▶ _Problem requirements_
Print every record below exactly as written.

▶ _Material shown_
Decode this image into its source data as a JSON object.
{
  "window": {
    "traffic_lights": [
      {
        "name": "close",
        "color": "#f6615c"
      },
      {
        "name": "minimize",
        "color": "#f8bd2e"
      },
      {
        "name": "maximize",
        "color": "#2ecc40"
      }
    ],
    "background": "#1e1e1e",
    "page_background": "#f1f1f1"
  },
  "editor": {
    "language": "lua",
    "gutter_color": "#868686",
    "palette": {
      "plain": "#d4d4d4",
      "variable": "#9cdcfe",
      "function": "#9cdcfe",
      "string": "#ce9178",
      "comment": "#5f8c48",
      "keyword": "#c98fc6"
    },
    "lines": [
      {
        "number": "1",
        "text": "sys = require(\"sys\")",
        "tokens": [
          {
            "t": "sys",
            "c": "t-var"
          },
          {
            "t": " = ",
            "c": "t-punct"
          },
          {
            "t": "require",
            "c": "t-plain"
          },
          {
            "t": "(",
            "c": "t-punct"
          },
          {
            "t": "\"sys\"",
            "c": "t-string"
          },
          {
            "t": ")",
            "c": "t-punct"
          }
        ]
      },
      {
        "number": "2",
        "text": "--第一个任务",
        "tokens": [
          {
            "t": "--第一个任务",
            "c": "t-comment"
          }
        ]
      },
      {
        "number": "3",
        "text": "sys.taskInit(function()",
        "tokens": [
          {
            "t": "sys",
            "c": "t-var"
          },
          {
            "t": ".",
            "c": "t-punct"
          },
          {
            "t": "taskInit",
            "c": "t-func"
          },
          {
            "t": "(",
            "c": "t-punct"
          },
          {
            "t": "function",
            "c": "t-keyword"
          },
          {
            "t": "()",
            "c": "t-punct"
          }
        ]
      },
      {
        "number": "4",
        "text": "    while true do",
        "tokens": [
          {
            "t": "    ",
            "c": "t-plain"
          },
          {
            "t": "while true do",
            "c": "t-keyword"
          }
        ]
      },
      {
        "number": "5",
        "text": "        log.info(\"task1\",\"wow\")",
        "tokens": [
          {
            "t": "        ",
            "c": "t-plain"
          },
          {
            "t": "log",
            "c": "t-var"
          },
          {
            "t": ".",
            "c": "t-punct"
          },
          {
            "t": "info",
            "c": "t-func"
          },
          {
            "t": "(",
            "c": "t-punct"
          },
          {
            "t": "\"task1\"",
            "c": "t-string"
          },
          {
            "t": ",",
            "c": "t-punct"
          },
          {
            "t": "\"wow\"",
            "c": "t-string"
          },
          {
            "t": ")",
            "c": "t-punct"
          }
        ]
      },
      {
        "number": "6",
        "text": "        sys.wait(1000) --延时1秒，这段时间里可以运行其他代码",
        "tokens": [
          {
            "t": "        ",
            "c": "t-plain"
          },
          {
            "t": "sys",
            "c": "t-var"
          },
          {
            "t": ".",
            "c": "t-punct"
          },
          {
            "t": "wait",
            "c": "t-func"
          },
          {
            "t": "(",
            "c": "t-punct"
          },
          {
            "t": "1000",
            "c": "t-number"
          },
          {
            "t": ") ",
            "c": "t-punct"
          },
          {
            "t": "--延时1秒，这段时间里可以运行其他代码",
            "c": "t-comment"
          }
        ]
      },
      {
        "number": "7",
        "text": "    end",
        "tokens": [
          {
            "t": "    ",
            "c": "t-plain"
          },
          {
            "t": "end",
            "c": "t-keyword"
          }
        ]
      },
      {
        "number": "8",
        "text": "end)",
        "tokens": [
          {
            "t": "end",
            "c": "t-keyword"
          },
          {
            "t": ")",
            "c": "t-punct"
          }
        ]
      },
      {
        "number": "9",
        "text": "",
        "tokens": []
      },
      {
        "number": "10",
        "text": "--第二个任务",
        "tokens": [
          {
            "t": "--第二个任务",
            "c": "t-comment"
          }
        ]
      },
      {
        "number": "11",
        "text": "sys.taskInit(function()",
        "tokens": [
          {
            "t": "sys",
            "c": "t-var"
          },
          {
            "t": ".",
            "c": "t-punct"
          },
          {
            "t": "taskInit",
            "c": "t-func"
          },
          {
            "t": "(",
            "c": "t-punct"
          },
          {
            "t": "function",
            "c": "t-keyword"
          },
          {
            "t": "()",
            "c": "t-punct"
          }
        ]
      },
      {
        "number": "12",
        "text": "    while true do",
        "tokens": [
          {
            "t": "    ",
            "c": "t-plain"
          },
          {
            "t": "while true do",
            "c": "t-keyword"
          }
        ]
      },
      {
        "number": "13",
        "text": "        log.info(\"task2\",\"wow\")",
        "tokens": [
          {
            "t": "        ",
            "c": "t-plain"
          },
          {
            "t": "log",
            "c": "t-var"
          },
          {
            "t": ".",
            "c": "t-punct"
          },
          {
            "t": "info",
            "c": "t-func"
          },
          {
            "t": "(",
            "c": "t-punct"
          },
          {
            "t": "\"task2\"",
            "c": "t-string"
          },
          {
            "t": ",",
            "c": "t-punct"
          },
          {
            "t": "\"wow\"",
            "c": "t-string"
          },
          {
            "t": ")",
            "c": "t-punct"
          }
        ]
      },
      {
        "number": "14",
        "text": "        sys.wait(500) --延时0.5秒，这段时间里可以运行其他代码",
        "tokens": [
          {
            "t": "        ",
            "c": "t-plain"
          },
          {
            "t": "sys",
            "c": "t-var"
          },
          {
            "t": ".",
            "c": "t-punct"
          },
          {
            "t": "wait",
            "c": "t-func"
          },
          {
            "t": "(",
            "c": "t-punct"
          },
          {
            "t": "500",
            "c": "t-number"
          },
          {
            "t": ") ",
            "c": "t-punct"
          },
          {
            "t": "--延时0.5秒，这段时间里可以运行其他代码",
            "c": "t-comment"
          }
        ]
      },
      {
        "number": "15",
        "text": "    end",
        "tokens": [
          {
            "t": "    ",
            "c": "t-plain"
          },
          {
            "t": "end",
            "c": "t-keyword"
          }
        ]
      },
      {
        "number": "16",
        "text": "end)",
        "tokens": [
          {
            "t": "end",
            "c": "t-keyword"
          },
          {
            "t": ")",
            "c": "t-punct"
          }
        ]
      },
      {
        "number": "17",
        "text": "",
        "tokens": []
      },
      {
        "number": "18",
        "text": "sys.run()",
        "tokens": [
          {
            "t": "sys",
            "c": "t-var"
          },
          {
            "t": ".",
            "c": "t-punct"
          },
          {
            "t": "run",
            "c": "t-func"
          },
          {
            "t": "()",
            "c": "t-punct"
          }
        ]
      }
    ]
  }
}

▶ _Response to this exercise_
Decode this image into its source data as a JSON object.
{
  "window": {
    "traffic_lights": [
      {
        "name": "close",
        "color": "#f6615c"
      },
      {
        "name": "minimize",
        "color": "#f8bd2e"
      },
      {
        "name": "maximize",
        "color": "#2ecc40"
      }
    ],
    "background": "#1e1e1e",
    "page_background": "#f1f1f1"
  },
  "editor": {
    "language": "lua",
    "gutter_color": "#868686",
    "palette": {
      "plain": "#d4d4d4",
      "variable": "#9cdcfe",
      "function": "#9cdcfe",
      "string": "#ce9178",
      "comment": "#5f8c48",
      "keyword": "#c98fc6"
    },
    "lines": [
      {
        "number": "1",
        "text": "sys = require(\"sys\")",
        "tokens": [
          {
            "t": "sys",
            "c": "t-var"
          },
          {
            "t": " = ",
            "c": "t-punct"
          },
          {
            "t": "require",
            "c": "t-plain"
          },
          {
            "t": "(",
            "c": "t-punct"
          },
          {
            "t": "\"sys\"",
            "c": "t-string"
          },
          {
            "t": ")",
            "c": "t-punct"
          }
        ]
      },
      {
        "number": "2",
        "text": "--第一个任务",
        "tokens": [
          {
            "t": "--第一个任务",
            "c": "t-comment"
          }
        ]
      },
      {
        "number": "3",
        "text": "sys.taskInit(function()",
        "tokens": [
          {
            "t": "sys",
            "c": "t-var"
          },
          {
            "t": ".",
            "c": "t-punct"
          },
          {
            "t": "taskInit",
            "c": "t-func"
          },
          {
            "t": "(",
            "c": "t-punct"
          },
          {
            "t": "function",
            "c": "t-keyword"
          },
          {
            "t": "()",
            "c": "t-punct"
          }
        ]
      },
      {
        "number": "4",
        "text": "    while true do",
        "tokens": [
          {
            "t": "    ",
            "c": "t-plain"
          },
          {
            "t": "while true do",
            "c": "t-keyword"
          }
        ]
      },
      {
        "number": "5",
        "text": "        log.info(\"task1\",\"wow\")",
        "tokens": [
          {
            "t": "        ",
            "c": "t-plain"
          },
          {
            "t": "log",
            "c": "t-var"
          },
          {
            "t": ".",
            "c": "t-punct"
          },
          {
            "t": "info",
            "c": "t-func"
          },
          {
            "t": "(",
            "c": "t-punct"
          },
          {
            "t": "\"task1\"",
            "c": "t-string"
          },
          {
            "t": ",",
            "c": "t-punct"
          },
          {
            "t": "\"wow\"",
            "c": "t-string"
          },
          {
            "t": ")",
            "c": "t-punct"
          }
        ]
      },
      {
        "number": "6",
        "text": "        sys.wait(1000) --延时1秒，这段时间里可以运行其他代码",
        "tokens": [
          {
            "t": "        ",
            "c": "t-plain"
          },
          {
            "t": "sys",
            "c": "t-var"
          },
          {
            "t": ".",
            "c": "t-punct"
          },
          {
            "t": "wait",
            "c": "t-func"
          },
          {
            "t": "(",
            "c": "t-punct"
          },
          {
            "t": "1000",
            "c": "t-number"
          },
          {
            "t": ") ",
            "c": "t-punct"
          },
          {
            "t": "--延时1秒，这段时间里可以运行其他代码",
            "c": "t-comment"
          }
        ]
      },
      {
        "number": "7",
        "text": "    end",
        "tokens": [
          {
            "t": "    ",
            "c": "t-plain"
          },
          {
            "t": "end",
            "c": "t-keyword"
          }
        ]
      },
      {
        "number": "8",
        "text": "end)",
        "tokens": [
          {
            "t": "end",
            "c": "t-keyword"
          },
          {
            "t": ")",
            "c": "t-punct"
          }
        ]
      },
      {
        "number": "9",
        "text": "",
        "tokens": []
      },
      {
        "number": "10",
        "text": "--第二个任务",
        "tokens": [
          {
            "t": "--第二个任务",
            "c": "t-comment"
          }
        ]
      },
      {
        "number": "11",
        "text": "sys.taskInit(function()",
        "tokens": [
          {
            "t": "sys",
            "c": "t-var"
          },
          {
            "t": ".",
            "c": "t-punct"
          },
          {
            "t": "taskInit",
            "c": "t-func"
          },
          {
            "t": "(",
            "c": "t-punct"
          },
          {
            "t": "function",
            "c": "t-keyword"
          },
          {
            "t": "()",
            "c": "t-punct"
          }
        ]
      },
      {
        "number": "12",
        "text": "    while true do",
        "tokens": [
          {
            "t": "    ",
            "c": "t-plain"
          },
          {
            "t": "while true do",
            "c": "t-keyword"
          }
        ]
      },
      {
        "number": "13",
        "text": "        log.info(\"task2\",\"wow\")",
        "tokens": [
          {
            "t": "        ",
            "c": "t-plain"
          },
          {
            "t": "log",
            "c": "t-var"
          },
          {
            "t": ".",
            "c": "t-punct"
          },
          {
            "t": "info",
            "c": "t-func"
          },
          {
            "t": "(",
            "c": "t-punct"
          },
          {
            "t": "\"task2\"",
            "c": "t-string"
          },
          {
            "t": ",",
            "c": "t-punct"
          },
          {
            "t": "\"wow\"",
            "c": "t-string"
          },
          {
            "t": ")",
            "c": "t-punct"
          }
        ]
      },
      {
        "number": "14",
        "text": "        sys.wait(500) --延时0.5秒，这段时间里可以运行其他代码",
        "tokens": [
          {
            "t": "        ",
            "c": "t-plain"
          },
          {
            "t": "sys",
            "c": "t-var"
          },
          {
            "t": ".",
            "c": "t-punct"
          },
          {
            "t": "wait",
            "c": "t-func"
          },
          {
            "t": "(",
            "c": "t-punct"
          },
          {
            "t": "500",
            "c": "t-number"
          },
          {
            "t": ") ",
            "c": "t-punct"
          },
          {
            "t": "--延时0.5秒，这段时间里可以运行其他代码",
            "c": "t-comment"
          }
        ]
      },
      {
        "number": "15",
        "text": "    end",
        "tokens": [
          {
            "t": "    ",
            "c": "t-plain"
          },
          {
            "t": "end",
            "c": "t-keyword"
          }
        ]
      },
      {
        "number": "16",
        "text": "end)",
        "tokens": [
          {
            "t": "end",
            "c": "t-keyword"
          },
          {
            "t": ")",
            "c": "t-punct"
          }
        ]
      },
      {
        "number": "17",
        "text": "",
        "tokens": []
      },
      {
        "number": "18",
        "text": "sys.run()",
        "tokens": [
          {
            "t": "sys",
            "c": "t-var"
          },
          {
            "t": ".",
            "c": "t-punct"
          },
          {
            "t": "run",
            "c": "t-func"
          },
          {
            "t": "()",
            "c": "t-punct"
          }
        ]
      }
    ]
  }
}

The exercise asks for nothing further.